◆ **WHAT YOU ARE ASKED TO DO**
Find the lines below that contain the string "MyEclipse". Copy each one.

◆ **DATA FOR REVIEW**

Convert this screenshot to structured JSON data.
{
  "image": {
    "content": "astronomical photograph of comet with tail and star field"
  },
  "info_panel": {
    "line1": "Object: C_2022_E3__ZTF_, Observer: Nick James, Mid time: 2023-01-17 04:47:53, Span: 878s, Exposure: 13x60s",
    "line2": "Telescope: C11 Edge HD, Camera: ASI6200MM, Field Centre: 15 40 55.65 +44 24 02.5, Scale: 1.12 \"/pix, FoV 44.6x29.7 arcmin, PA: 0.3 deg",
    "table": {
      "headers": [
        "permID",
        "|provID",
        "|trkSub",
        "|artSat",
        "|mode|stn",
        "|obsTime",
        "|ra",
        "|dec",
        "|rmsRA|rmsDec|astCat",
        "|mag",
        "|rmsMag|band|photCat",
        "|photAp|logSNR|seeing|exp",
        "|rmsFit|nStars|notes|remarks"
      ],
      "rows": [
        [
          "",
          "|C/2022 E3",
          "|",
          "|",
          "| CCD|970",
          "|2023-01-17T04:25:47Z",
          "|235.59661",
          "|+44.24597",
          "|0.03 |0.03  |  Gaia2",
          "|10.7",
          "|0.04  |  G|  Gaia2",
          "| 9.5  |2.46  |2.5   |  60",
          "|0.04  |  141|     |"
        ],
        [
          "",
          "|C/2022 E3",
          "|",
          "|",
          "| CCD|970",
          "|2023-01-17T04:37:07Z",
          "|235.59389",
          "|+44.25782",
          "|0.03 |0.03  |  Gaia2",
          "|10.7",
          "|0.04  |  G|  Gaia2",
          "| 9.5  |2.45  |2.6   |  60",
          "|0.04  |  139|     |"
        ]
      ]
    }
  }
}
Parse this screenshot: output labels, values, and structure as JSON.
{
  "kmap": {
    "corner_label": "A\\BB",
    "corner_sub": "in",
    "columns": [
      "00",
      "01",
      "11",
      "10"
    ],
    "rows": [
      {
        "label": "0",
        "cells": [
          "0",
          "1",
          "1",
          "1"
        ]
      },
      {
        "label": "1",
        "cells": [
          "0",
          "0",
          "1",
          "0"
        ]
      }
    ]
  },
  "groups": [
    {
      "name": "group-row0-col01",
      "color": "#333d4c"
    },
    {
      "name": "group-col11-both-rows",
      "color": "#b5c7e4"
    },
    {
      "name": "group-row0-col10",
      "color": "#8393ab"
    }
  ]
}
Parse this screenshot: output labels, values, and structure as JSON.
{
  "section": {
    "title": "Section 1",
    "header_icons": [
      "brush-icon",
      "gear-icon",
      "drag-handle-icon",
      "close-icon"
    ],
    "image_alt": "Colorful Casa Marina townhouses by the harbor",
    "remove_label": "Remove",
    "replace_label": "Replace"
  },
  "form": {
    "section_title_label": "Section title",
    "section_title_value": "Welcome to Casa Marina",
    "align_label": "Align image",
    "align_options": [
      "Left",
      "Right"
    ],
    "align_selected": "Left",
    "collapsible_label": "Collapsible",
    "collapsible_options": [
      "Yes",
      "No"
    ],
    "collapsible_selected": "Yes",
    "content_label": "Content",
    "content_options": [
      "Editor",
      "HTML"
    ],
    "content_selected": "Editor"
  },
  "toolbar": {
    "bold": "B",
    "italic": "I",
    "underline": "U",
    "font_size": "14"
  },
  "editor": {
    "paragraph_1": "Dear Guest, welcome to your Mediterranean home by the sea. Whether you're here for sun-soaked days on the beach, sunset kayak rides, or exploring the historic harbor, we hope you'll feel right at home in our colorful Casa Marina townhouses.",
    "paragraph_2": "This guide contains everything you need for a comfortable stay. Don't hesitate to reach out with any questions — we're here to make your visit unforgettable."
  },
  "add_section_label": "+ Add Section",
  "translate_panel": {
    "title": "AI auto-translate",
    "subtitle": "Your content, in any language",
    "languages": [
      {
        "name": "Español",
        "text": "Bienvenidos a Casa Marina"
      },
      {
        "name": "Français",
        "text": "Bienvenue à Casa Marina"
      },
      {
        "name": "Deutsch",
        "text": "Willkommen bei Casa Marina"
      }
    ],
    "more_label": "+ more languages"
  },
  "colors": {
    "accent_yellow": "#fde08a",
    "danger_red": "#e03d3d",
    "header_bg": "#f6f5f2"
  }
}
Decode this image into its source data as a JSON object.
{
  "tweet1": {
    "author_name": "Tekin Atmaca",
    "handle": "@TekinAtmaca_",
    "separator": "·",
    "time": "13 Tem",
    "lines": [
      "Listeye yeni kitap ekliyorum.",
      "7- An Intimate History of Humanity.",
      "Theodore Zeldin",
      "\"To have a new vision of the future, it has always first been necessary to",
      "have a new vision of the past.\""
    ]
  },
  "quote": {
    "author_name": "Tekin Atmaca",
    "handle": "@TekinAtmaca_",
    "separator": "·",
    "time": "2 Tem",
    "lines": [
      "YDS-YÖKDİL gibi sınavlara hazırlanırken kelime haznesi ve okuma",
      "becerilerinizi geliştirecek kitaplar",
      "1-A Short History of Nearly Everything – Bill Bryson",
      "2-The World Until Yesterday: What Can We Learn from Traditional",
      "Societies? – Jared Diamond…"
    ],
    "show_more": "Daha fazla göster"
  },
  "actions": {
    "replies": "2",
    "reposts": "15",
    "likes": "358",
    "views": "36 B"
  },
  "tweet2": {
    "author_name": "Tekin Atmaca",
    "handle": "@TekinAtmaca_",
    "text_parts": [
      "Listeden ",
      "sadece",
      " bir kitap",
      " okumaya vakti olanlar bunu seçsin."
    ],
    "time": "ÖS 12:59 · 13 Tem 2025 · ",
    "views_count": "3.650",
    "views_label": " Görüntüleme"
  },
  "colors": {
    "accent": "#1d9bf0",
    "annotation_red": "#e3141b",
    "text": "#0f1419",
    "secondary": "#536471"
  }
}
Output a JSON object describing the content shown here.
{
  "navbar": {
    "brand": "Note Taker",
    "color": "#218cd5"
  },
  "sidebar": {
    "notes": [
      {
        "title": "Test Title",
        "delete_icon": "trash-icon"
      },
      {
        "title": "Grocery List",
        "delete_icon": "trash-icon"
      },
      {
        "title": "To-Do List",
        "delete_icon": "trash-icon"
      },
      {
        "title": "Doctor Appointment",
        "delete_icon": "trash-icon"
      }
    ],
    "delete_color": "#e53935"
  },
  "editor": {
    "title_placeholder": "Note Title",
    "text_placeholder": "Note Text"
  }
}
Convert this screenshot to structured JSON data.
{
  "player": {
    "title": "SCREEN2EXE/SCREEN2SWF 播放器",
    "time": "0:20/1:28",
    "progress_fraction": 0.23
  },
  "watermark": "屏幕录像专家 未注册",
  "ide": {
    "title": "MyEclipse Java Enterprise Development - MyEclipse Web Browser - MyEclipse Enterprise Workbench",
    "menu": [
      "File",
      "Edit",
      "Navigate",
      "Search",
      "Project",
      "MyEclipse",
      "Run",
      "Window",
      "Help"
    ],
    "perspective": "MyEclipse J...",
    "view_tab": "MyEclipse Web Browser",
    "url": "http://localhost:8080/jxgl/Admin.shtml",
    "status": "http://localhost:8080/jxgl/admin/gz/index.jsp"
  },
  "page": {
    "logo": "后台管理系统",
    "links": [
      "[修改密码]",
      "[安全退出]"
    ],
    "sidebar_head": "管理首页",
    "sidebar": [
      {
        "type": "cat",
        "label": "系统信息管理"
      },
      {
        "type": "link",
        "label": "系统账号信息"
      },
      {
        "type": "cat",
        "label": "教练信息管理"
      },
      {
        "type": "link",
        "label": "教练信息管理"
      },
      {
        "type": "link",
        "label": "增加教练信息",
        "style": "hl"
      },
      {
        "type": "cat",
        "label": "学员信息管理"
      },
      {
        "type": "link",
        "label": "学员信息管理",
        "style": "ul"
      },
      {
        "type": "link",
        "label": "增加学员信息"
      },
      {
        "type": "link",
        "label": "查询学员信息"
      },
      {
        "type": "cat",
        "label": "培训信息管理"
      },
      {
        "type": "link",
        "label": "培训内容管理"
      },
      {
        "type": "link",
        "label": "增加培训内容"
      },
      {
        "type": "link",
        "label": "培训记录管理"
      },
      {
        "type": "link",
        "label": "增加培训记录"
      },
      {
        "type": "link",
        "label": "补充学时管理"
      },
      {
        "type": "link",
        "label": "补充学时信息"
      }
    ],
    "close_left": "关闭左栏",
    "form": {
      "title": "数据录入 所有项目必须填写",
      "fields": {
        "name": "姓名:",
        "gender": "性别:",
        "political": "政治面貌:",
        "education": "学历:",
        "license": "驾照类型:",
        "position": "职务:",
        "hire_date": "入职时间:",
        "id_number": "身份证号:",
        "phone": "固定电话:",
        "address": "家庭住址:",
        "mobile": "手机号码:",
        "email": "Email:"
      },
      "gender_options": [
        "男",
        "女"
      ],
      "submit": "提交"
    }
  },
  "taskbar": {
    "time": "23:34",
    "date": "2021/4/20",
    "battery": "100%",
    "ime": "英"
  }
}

◆ **SOLUTION TO THIS PROBLEM**
    "title": "MyEclipse Java Enterprise Development - MyEclipse Web Browser - MyEclipse Enterprise Workbench",
      "MyEclipse",
    "perspective": "MyEclipse J...",
    "view_tab": "MyEclipse Web Browser",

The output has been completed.